(Element data from apps and pages)
# # # # #

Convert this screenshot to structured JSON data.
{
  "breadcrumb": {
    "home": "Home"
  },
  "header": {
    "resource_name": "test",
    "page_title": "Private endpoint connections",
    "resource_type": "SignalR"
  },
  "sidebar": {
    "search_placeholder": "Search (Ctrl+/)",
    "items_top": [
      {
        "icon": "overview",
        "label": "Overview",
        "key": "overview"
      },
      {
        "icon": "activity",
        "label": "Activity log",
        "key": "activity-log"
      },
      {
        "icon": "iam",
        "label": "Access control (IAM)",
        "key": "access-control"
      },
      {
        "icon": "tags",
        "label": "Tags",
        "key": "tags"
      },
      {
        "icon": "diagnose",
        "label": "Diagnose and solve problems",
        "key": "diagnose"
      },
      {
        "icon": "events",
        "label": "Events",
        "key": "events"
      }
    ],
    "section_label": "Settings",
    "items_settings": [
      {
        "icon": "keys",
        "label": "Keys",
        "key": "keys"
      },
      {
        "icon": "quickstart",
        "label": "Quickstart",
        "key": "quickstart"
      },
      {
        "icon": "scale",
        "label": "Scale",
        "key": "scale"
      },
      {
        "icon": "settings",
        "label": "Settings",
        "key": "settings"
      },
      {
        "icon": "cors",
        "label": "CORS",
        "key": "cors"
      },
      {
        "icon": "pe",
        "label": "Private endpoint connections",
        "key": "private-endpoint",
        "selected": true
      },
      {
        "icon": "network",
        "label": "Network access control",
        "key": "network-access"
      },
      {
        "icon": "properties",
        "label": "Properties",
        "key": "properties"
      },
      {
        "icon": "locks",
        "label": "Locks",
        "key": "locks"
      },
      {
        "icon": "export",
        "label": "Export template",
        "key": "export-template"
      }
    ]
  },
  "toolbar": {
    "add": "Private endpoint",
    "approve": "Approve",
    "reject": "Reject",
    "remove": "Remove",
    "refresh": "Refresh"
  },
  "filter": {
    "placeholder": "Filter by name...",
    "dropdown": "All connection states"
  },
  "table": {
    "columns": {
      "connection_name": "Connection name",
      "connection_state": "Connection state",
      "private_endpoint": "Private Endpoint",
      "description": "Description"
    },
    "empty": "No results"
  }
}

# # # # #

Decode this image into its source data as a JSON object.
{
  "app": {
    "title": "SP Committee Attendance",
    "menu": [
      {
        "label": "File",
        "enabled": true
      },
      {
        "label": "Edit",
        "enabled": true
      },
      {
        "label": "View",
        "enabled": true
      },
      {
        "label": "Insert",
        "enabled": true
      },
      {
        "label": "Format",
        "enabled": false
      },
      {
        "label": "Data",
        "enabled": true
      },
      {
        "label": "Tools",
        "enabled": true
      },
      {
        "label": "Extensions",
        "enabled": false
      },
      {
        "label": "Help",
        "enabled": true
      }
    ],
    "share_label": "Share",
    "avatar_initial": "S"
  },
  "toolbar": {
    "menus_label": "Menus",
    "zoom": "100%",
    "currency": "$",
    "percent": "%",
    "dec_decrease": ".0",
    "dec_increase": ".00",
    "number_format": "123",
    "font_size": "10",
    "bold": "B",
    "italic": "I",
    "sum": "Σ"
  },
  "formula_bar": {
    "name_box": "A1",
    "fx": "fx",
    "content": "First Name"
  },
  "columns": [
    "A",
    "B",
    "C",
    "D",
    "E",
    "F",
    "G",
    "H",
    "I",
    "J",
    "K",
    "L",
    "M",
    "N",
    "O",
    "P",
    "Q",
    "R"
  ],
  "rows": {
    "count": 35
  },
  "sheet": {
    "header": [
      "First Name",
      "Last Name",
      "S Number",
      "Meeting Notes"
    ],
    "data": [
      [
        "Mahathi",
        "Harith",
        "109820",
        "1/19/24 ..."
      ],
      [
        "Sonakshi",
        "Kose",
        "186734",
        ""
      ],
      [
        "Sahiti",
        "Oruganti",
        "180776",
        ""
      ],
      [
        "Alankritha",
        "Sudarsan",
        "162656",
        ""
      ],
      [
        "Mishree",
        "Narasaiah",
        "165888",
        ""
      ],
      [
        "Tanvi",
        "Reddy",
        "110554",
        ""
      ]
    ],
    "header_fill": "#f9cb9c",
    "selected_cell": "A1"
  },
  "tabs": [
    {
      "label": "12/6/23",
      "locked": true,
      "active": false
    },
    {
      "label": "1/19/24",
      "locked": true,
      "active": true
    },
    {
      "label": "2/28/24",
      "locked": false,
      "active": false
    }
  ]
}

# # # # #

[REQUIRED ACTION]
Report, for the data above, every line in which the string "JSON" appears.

[WRITTEN RESPONSE]
Convert this screenshot to structured JSON data.
Decode this image into its source data as a JSON object.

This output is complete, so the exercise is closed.